[1] “Joint Press Statement On the Signing of the Comprehensive Agreement on Respect for Human Rights and International Humanitarian Law,” Rep. Jose V. Yap and Luis G. Jalandoni, The Hague, Netherlands, March 16, 1998.
[2] “The Making of the CARHRIHL,” Coni K. Ledesma, speech delivered in a multisectoral forum on the CARHRIHL at Mt. Carmel Auditorium, QC, April 14, 1998.
[3] See “Toward an Agreement on Human Rights and International Humanitarian Law – So Close Yet So Far,” section “The GRP August 22 Reformulations: back to square one?,” by Rey C. Casambre, presented at Human Rights Fact-Fondong Mission and National Conference, Titus Bransma Center, Q.C., December 8, 1997.
[4] “The Interests of the People are Firmly Upheld by the Comprehensive Agreement on Respect for Human Rights and International Humanitarian Law,” Luis G. Jalandoni, speech delivered in a multisectoral forum on the CARHRIHL at Mt. Carmel Auditorium, QC, April 14, 1998.

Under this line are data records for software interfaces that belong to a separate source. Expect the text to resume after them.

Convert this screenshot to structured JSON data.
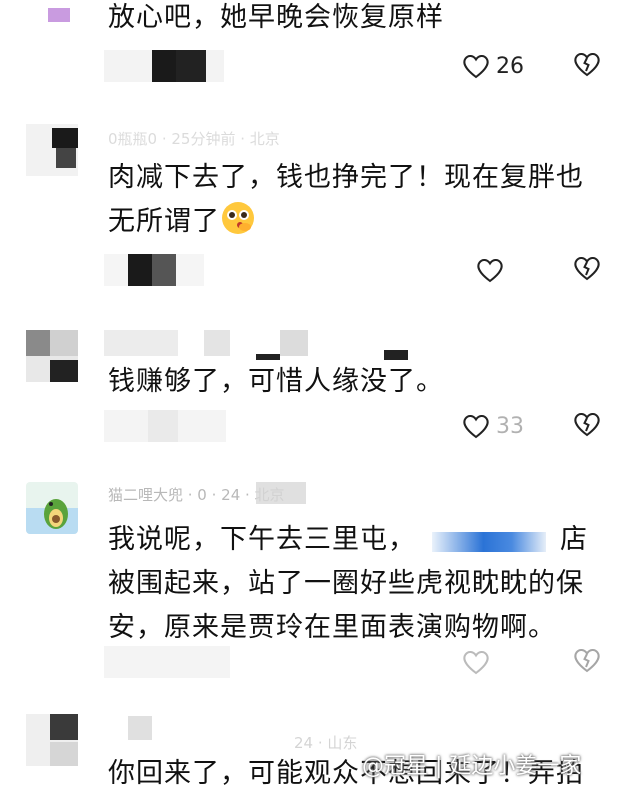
{
  "comments": [
    {
      "text": "放心吧，她早晚会恢复原样",
      "likes": "26"
    },
    {
      "meta": "0瓶瓶0 · 25分钟前 · 北京",
      "text_line1": "肉减下去了，钱也挣完了！现在复胖也",
      "text_line2": "无所谓了",
      "emoji": "pleading-face-emoji",
      "likes": ""
    },
    {
      "meta": "",
      "text": "钱赚够了，可惜人缘没了。",
      "likes": "33"
    },
    {
      "meta": "猫二哩大兜 · 0 · 24 · 北京",
      "text_line1": "我说呢，下午去三里屯，",
      "text_line1_end": "店",
      "text_line2": "被围起来，站了一圈好些虎视眈眈的保",
      "text_line3": "安，原来是贾玲在里面表演购物啊。",
      "likes": ""
    },
    {
      "meta": "24 · 山东",
      "text": "你回来了，可能观众不想回来了！弄拍"
    }
  ],
  "watermark": "@冠星 | 延边小姜一家",
  "colors": {
    "text": "#111111",
    "meta": "#b8b8b8",
    "icon": "#222222"
  }
}
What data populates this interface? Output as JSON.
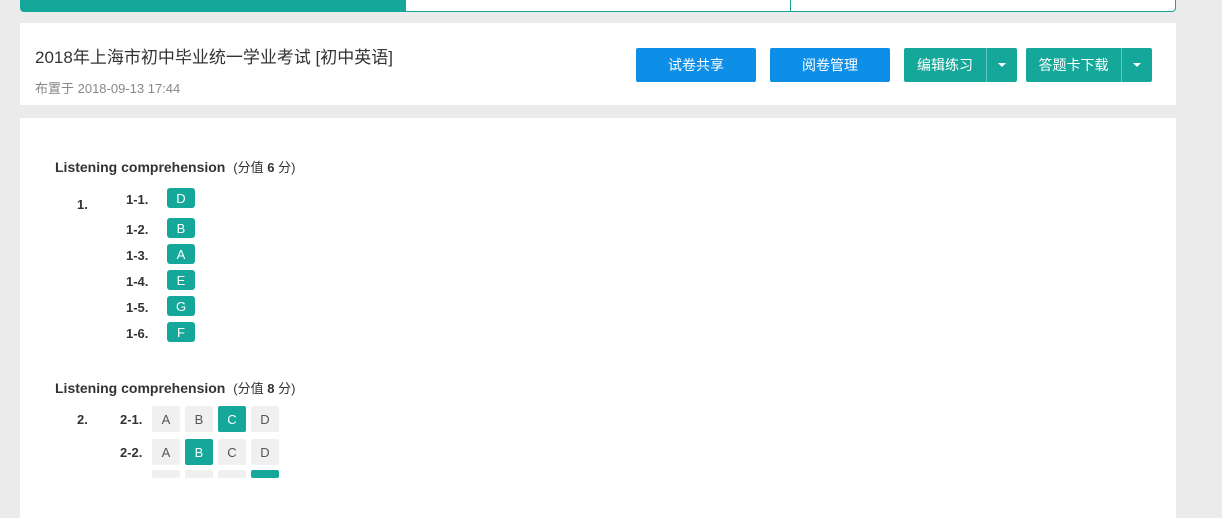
{
  "header": {
    "title": "2018年上海市初中毕业统一学业考试 [初中英语]",
    "subtitle": "布置于 2018-09-13 17:44",
    "buttons": {
      "share": "试卷共享",
      "review": "阅卷管理",
      "edit": "编辑练习",
      "download": "答题卡下载"
    }
  },
  "sections": [
    {
      "title": "Listening comprehension",
      "score_prefix": "(分值",
      "score": "6",
      "score_suffix": "分)",
      "number": "1.",
      "items": [
        {
          "label": "1-1.",
          "answer": "D"
        },
        {
          "label": "1-2.",
          "answer": "B"
        },
        {
          "label": "1-3.",
          "answer": "A"
        },
        {
          "label": "1-4.",
          "answer": "E"
        },
        {
          "label": "1-5.",
          "answer": "G"
        },
        {
          "label": "1-6.",
          "answer": "F"
        }
      ]
    },
    {
      "title": "Listening comprehension",
      "score_prefix": "(分值",
      "score": "8",
      "score_suffix": "分)",
      "number": "2.",
      "options": [
        "A",
        "B",
        "C",
        "D"
      ],
      "items": [
        {
          "label": "2-1.",
          "selected": "C"
        },
        {
          "label": "2-2.",
          "selected": "B"
        }
      ]
    }
  ],
  "colors": {
    "teal": "#15a799",
    "blue": "#0d8fe8"
  }
}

[5] “Opening Speech at the Formal Signing of the Comprehensive Agreement on Respect for Human Rights and International Humanitarian Law,” Luis G. Jalandoni, The Hague, The Netherlands, March 16, 1998.
[6] Ibid.
[7] “The Interests of the People are Firmly Upheld by the Comprehensive Agreement on Respect for Human Rights and International Humanitarian Law,” Luis G. Jalandoni, speech delivered in a multisectoral forum on the CARHRIHL at Mt. Carmel Auditorium, QC, April 14, 1998.
[8] Par 1, Article 2, Part III, Comprehensive Agreement on Respect for Human Rights and International Humanitarian Law.
[9] Par 2, Article 2, Part III, Comprehensive Agreement on Respect for Human Rights and International Humanitarian Law.
[10] “The Spirit of Peace Has Prevailed,” GRP Peace Panel Statement by Howard Q. Dee, on the occasion of the signing of the CARHRIHL, The Hague, the Netherlands, March 16, 1998.
[11] Ibid.